____ Data to process
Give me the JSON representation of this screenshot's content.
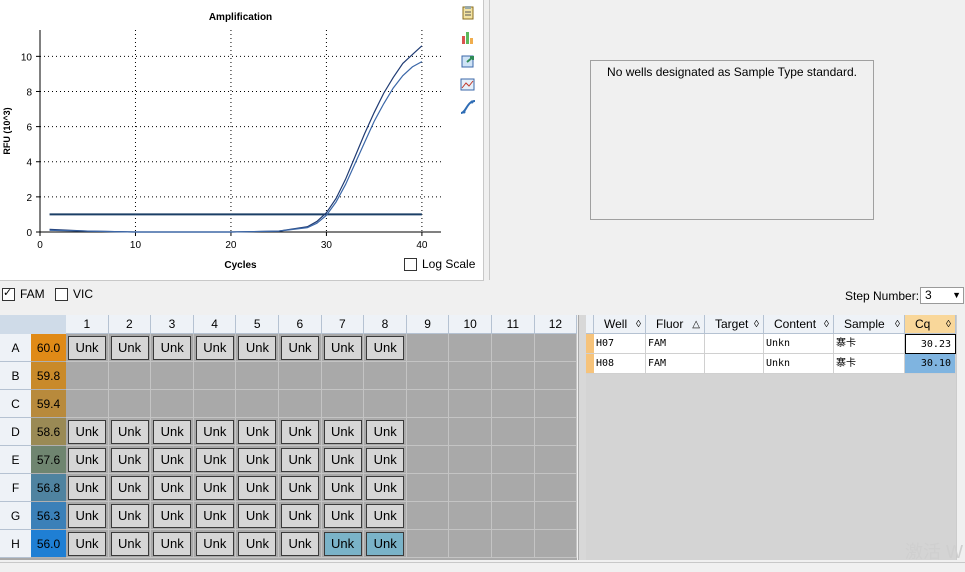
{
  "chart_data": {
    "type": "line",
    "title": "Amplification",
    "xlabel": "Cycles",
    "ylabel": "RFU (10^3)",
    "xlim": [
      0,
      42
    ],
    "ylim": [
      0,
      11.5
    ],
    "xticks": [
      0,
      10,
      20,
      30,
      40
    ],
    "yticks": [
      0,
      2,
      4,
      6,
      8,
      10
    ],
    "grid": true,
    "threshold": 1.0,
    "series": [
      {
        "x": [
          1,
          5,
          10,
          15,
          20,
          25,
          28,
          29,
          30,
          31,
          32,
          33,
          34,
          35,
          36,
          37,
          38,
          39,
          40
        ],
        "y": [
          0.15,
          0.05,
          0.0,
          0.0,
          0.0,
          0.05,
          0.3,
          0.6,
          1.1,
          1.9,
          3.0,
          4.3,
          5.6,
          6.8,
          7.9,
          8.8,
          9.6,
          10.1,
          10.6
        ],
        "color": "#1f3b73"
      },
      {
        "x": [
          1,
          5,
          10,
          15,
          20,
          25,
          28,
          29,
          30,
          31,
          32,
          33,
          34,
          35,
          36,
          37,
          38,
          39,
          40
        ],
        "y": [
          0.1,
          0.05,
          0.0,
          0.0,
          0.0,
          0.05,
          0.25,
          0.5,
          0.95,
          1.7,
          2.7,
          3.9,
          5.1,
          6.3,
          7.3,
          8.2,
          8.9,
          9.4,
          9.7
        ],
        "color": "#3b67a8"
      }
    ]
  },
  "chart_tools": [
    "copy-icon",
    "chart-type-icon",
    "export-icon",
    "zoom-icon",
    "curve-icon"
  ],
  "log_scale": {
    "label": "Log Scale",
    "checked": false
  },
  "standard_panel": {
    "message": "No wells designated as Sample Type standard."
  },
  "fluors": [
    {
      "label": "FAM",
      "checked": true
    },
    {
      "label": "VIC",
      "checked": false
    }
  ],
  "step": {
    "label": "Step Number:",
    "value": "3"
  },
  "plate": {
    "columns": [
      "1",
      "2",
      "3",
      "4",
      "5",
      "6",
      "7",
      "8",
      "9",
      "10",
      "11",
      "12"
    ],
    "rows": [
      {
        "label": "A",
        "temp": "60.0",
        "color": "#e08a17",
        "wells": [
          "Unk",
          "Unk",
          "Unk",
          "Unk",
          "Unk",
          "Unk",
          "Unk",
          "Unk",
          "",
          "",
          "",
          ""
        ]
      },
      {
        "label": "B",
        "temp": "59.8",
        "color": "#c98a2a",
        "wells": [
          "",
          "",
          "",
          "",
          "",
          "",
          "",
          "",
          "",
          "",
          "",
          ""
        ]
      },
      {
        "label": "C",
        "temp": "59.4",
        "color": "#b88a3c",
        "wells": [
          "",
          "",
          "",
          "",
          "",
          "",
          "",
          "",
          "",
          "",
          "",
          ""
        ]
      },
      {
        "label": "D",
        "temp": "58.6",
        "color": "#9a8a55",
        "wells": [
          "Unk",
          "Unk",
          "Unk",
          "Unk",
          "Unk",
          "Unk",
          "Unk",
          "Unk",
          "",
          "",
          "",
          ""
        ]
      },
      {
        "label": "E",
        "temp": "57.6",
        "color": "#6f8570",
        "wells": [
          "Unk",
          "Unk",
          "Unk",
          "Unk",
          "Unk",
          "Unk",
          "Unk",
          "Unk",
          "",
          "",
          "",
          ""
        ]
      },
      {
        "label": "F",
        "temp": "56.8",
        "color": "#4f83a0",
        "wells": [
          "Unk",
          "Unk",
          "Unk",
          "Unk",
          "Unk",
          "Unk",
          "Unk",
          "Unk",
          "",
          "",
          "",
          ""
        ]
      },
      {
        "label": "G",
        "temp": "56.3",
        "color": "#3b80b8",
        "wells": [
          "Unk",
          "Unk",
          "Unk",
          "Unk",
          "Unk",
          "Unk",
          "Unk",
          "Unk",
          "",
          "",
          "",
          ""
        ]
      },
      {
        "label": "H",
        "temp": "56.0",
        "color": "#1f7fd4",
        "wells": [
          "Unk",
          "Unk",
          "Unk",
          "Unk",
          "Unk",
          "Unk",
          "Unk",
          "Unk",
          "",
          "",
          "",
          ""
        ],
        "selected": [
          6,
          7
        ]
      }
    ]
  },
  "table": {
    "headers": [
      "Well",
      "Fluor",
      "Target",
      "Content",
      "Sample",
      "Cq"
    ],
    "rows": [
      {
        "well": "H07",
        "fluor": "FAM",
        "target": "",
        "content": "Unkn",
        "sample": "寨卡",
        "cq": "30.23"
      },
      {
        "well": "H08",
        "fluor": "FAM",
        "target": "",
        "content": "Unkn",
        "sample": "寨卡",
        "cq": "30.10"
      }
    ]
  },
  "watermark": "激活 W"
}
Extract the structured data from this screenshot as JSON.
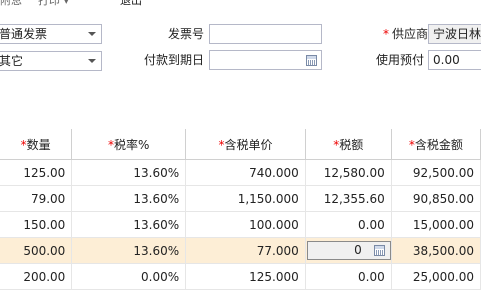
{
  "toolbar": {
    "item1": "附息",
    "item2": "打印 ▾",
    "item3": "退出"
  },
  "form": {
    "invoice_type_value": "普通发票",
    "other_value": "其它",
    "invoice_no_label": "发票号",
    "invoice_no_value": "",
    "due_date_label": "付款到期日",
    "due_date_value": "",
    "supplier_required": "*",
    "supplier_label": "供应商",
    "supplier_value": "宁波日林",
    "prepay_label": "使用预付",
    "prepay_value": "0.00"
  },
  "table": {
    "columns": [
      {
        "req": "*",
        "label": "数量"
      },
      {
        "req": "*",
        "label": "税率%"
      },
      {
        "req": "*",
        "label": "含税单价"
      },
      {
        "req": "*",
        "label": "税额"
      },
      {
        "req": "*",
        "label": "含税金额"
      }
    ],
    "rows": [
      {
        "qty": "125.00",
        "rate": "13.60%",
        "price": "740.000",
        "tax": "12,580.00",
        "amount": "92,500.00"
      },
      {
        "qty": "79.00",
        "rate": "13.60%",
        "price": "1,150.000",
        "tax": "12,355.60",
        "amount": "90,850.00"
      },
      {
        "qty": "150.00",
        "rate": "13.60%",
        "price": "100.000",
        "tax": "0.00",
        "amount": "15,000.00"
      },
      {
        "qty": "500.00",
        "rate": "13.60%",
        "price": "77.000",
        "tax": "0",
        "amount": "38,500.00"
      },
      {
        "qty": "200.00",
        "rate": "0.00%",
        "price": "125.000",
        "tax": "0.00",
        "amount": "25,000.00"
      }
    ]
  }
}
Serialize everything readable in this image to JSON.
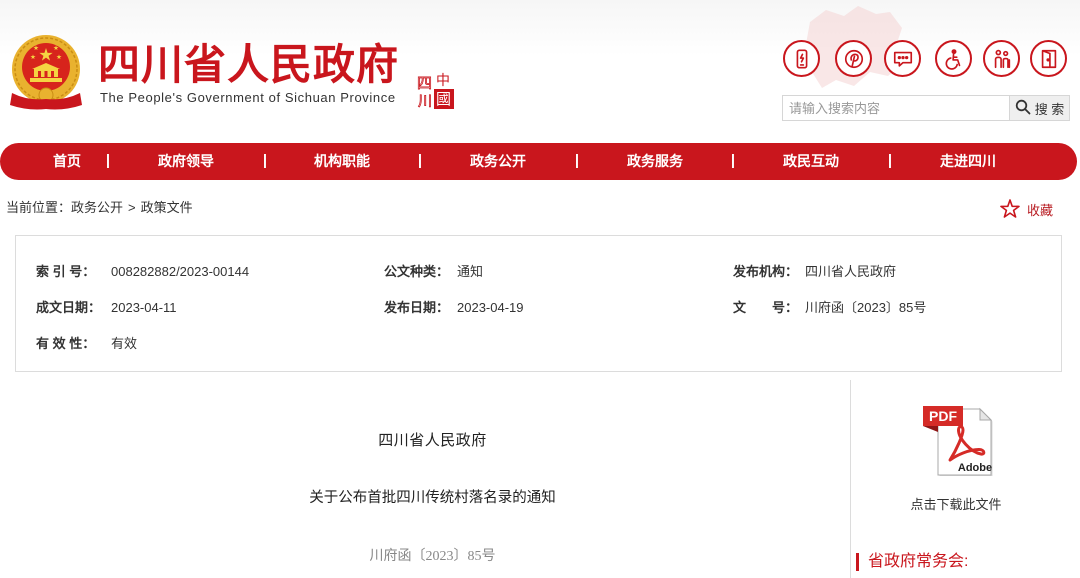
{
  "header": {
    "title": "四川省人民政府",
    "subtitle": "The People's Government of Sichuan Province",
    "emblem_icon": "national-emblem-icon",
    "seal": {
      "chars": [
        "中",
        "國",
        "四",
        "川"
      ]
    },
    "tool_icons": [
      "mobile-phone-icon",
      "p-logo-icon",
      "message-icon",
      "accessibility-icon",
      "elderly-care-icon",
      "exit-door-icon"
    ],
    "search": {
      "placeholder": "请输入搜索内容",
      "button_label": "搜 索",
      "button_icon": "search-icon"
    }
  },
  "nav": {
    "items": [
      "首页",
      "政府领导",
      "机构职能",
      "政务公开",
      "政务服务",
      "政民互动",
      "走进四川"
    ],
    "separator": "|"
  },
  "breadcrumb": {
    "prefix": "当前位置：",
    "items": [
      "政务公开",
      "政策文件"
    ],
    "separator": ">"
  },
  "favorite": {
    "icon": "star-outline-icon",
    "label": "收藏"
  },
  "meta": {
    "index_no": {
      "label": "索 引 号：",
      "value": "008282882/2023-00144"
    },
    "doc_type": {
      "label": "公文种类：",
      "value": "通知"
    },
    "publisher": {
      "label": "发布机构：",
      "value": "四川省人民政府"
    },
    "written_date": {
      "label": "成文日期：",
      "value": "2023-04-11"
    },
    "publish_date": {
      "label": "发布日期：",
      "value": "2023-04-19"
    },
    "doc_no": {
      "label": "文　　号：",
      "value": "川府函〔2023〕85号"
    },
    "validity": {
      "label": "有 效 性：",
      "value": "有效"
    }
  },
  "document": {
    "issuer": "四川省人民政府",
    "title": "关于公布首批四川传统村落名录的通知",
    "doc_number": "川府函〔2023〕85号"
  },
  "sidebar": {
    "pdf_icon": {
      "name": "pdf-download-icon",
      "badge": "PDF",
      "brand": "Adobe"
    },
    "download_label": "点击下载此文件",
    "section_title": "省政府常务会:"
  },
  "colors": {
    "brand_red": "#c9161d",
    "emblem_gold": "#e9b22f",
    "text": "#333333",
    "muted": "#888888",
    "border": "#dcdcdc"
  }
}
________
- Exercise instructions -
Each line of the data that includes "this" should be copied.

- Reply to the task -
Give me the JSON representation of this screenshot's content.
Extract the structured data from this screenshot as JSON.
Serialize everything readable in this image to JSON.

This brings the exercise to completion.